Those that disturb our sleep
have nightmares of their own.
The vampire in her coffin trembles
through the sun's hours,
grateful that she has her curse
on which to blame her hunger.
It is the cannibal who frightens her,
driven to gnaw the flesh of other men
by no more than the shadows of his own mind.
The patchwork corpse in the lab
lies upon his metal bed and tries
not to flinch at the soft footsteps around him.
It is the scientist he fears,
blind without religion to provide a moral compass;
and the priest as well,
lame without science to enlighten with explanations;
someday they will come for him
with their knives and their pitchforks
and find him wherever he hides.
The werewolf in the frozen north
trots over his beloved tundra
and cocks a nervous ear toward the sky.
It is the hunters in their helicopters
who worry him, the heavy chop of blades
and the sharp bark of the long-range rifles.
The bullets do not need to be silver,
he knows, if they can drive him onto the ice
and then through it
into the frigid black water.
What scares them the most, though,
is the knowledge that they themselves

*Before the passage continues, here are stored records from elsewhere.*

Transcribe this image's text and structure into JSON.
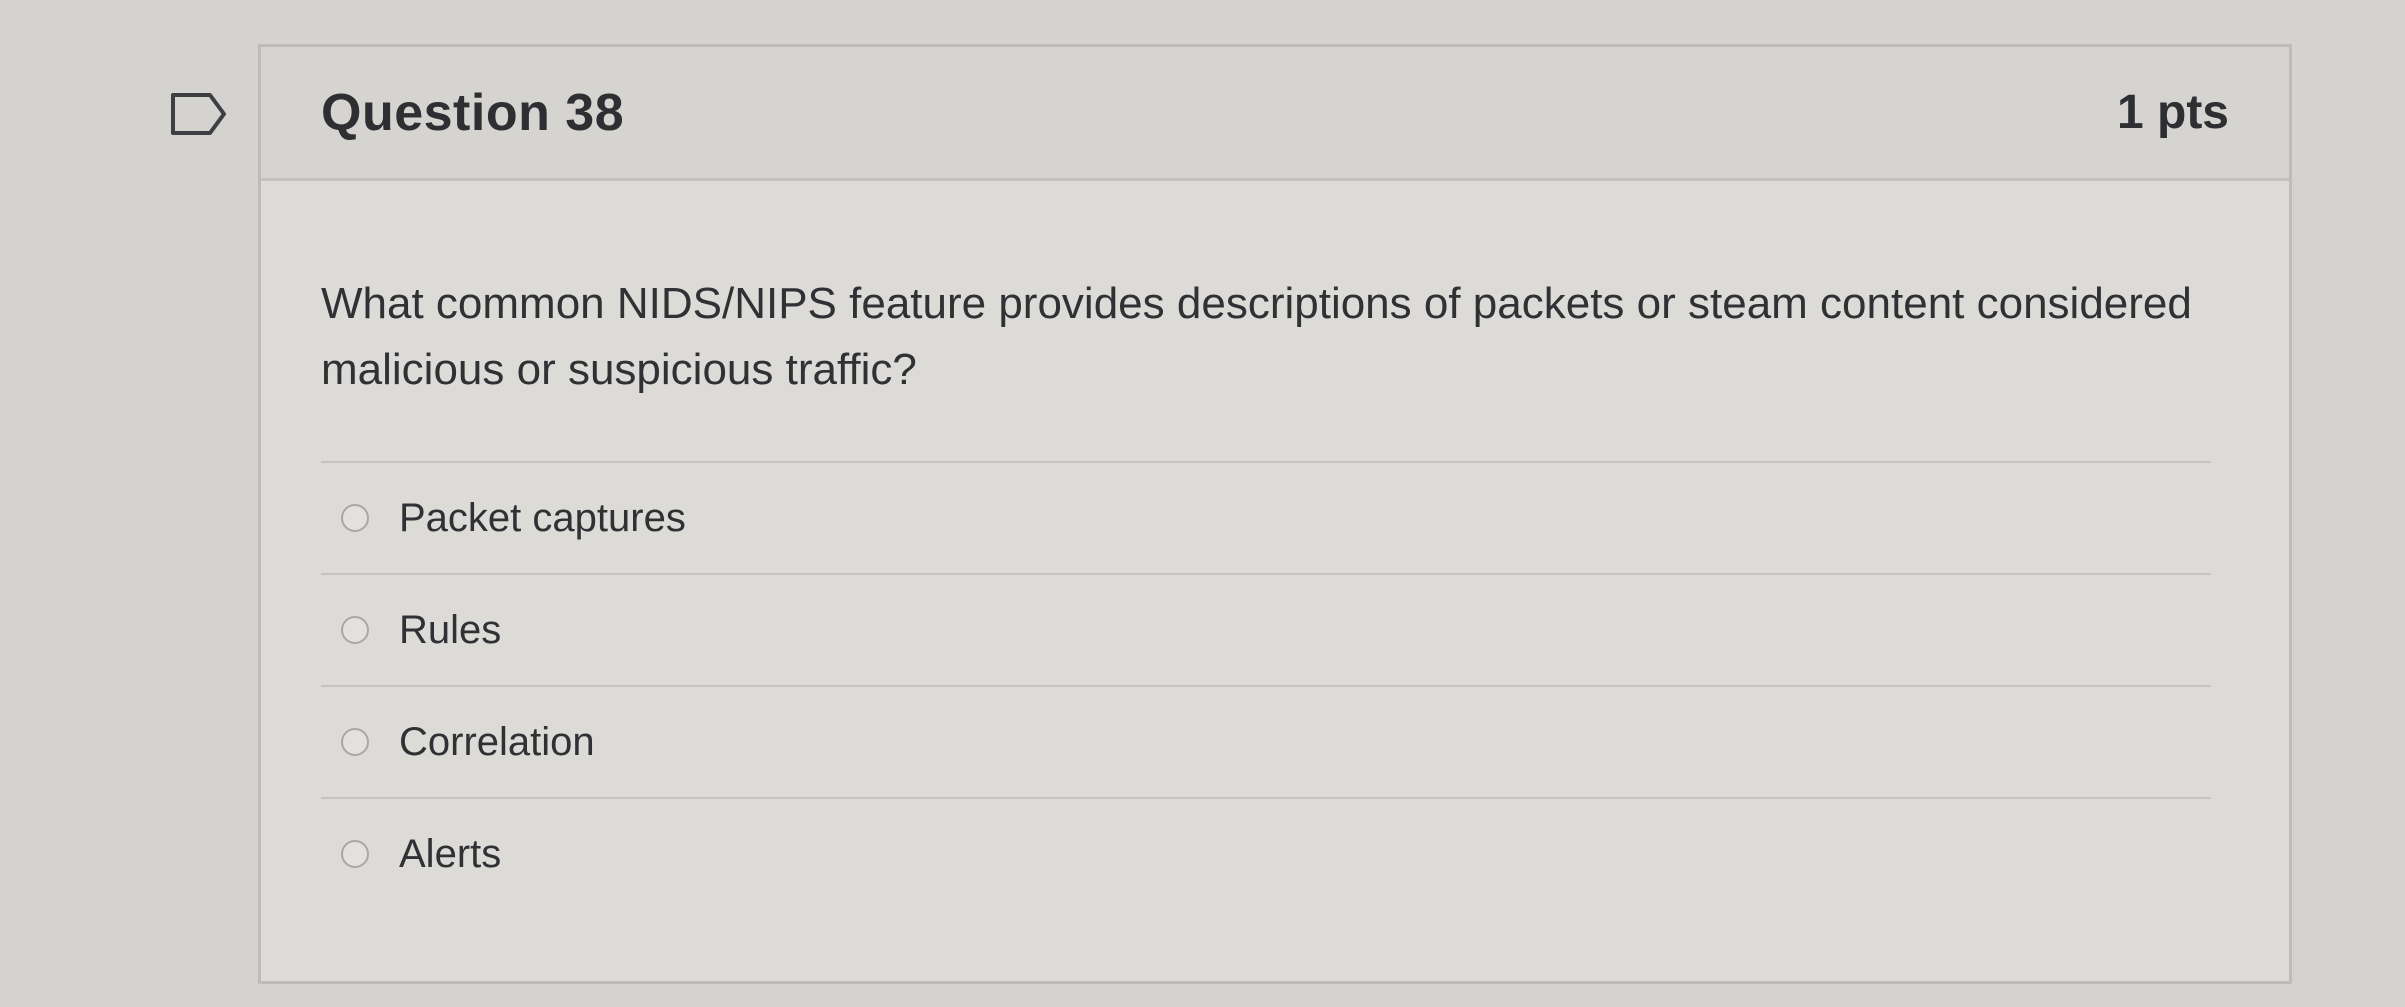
{
  "question": {
    "title": "Question 38",
    "points": "1 pts",
    "text": "What common NIDS/NIPS feature provides descriptions of packets or steam content considered malicious or suspicious traffic?",
    "flag_icon": "flag-icon"
  },
  "answers": [
    {
      "label": "Packet captures",
      "selected": false
    },
    {
      "label": "Rules",
      "selected": false
    },
    {
      "label": "Correlation",
      "selected": false
    },
    {
      "label": "Alerts",
      "selected": false
    }
  ],
  "colors": {
    "background": "#d4d3d0",
    "card": "#dcdbd8",
    "header": "#d5d4d1",
    "text": "#2e3033"
  }
}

were created from what they fear --
they can only become monsters
because we already are.